- _PROBLEM STATEMENT_
Return each line of the listing exactly, though without its images.

◇ ◇ ◇

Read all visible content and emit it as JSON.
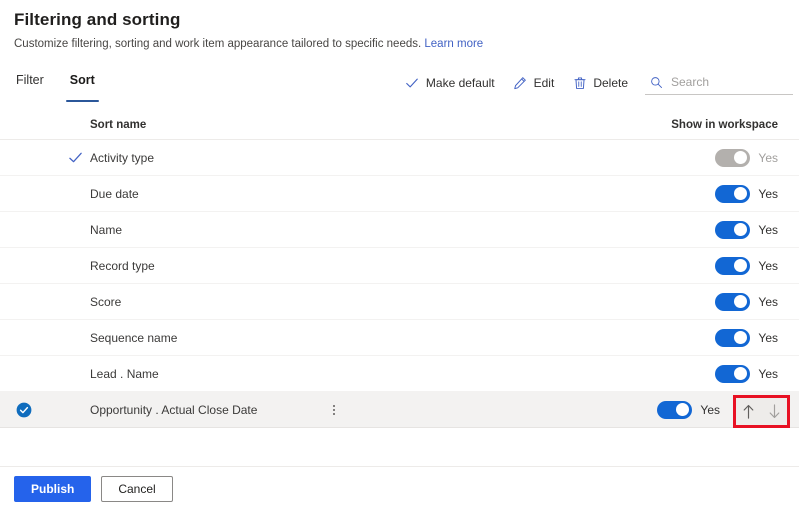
{
  "header": {
    "title": "Filtering and sorting",
    "subtitle": "Customize filtering, sorting and work item appearance tailored to specific needs.",
    "learn_more": "Learn more",
    "link_color": "#4262c4"
  },
  "tabs": [
    {
      "label": "Filter",
      "active": false
    },
    {
      "label": "Sort",
      "active": true
    }
  ],
  "toolbar": {
    "make_default": "Make default",
    "edit": "Edit",
    "delete": "Delete",
    "search_placeholder": "Search",
    "search_value": ""
  },
  "table": {
    "columns": {
      "sort_name": "Sort name",
      "show_in_workspace": "Show in workspace"
    },
    "rows": [
      {
        "name": "Activity type",
        "is_default": true,
        "selected": false,
        "toggle_on": true,
        "toggle_disabled": true,
        "toggle_label": "Yes"
      },
      {
        "name": "Due date",
        "is_default": false,
        "selected": false,
        "toggle_on": true,
        "toggle_disabled": false,
        "toggle_label": "Yes"
      },
      {
        "name": "Name",
        "is_default": false,
        "selected": false,
        "toggle_on": true,
        "toggle_disabled": false,
        "toggle_label": "Yes"
      },
      {
        "name": "Record type",
        "is_default": false,
        "selected": false,
        "toggle_on": true,
        "toggle_disabled": false,
        "toggle_label": "Yes"
      },
      {
        "name": "Score",
        "is_default": false,
        "selected": false,
        "toggle_on": true,
        "toggle_disabled": false,
        "toggle_label": "Yes"
      },
      {
        "name": "Sequence name",
        "is_default": false,
        "selected": false,
        "toggle_on": true,
        "toggle_disabled": false,
        "toggle_label": "Yes"
      },
      {
        "name": "Lead . Name",
        "is_default": false,
        "selected": false,
        "toggle_on": true,
        "toggle_disabled": false,
        "toggle_label": "Yes"
      },
      {
        "name": "Opportunity . Actual Close Date",
        "is_default": false,
        "selected": true,
        "toggle_on": true,
        "toggle_disabled": false,
        "toggle_label": "Yes",
        "has_overflow_menu": true,
        "has_reorder_arrows": true
      }
    ]
  },
  "reorder": {
    "move_up": "↑",
    "move_down": "↓",
    "highlight_color": "#e81123"
  },
  "footer": {
    "publish": "Publish",
    "cancel": "Cancel",
    "primary_color": "#2563eb"
  }
}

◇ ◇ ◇

- _RESPONSE BOX_
Read all visible content and emit it as JSON.
{
  "header": {
    "title": "Filtering and sorting",
    "subtitle": "Customize filtering, sorting and work item appearance tailored to specific needs.",
    "learn_more": "Learn more",
    "link_color": "#4262c4"
  },
  "tabs": [
    {
      "label": "Filter",
      "active": false
    },
    {
      "label": "Sort",
      "active": true
    }
  ],
  "toolbar": {
    "make_default": "Make default",
    "edit": "Edit",
    "delete": "Delete",
    "search_placeholder": "Search",
    "search_value": ""
  },
  "table": {
    "columns": {
      "sort_name": "Sort name",
      "show_in_workspace": "Show in workspace"
    },
    "rows": [
      {
        "name": "Activity type",
        "is_default": true,
        "selected": false,
        "toggle_on": true,
        "toggle_disabled": true,
        "toggle_label": "Yes"
      },
      {
        "name": "Due date",
        "is_default": false,
        "selected": false,
        "toggle_on": true,
        "toggle_disabled": false,
        "toggle_label": "Yes"
      },
      {
        "name": "Name",
        "is_default": false,
        "selected": false,
        "toggle_on": true,
        "toggle_disabled": false,
        "toggle_label": "Yes"
      },
      {
        "name": "Record type",
        "is_default": false,
        "selected": false,
        "toggle_on": true,
        "toggle_disabled": false,
        "toggle_label": "Yes"
      },
      {
        "name": "Score",
        "is_default": false,
        "selected": false,
        "toggle_on": true,
        "toggle_disabled": false,
        "toggle_label": "Yes"
      },
      {
        "name": "Sequence name",
        "is_default": false,
        "selected": false,
        "toggle_on": true,
        "toggle_disabled": false,
        "toggle_label": "Yes"
      },
      {
        "name": "Lead . Name",
        "is_default": false,
        "selected": false,
        "toggle_on": true,
        "toggle_disabled": false,
        "toggle_label": "Yes"
      },
      {
        "name": "Opportunity . Actual Close Date",
        "is_default": false,
        "selected": true,
        "toggle_on": true,
        "toggle_disabled": false,
        "toggle_label": "Yes",
        "has_overflow_menu": true,
        "has_reorder_arrows": true
      }
    ]
  },
  "reorder": {
    "move_up": "↑",
    "move_down": "↓",
    "highlight_color": "#e81123"
  },
  "footer": {
    "publish": "Publish",
    "cancel": "Cancel",
    "primary_color": "#2563eb"
  }
}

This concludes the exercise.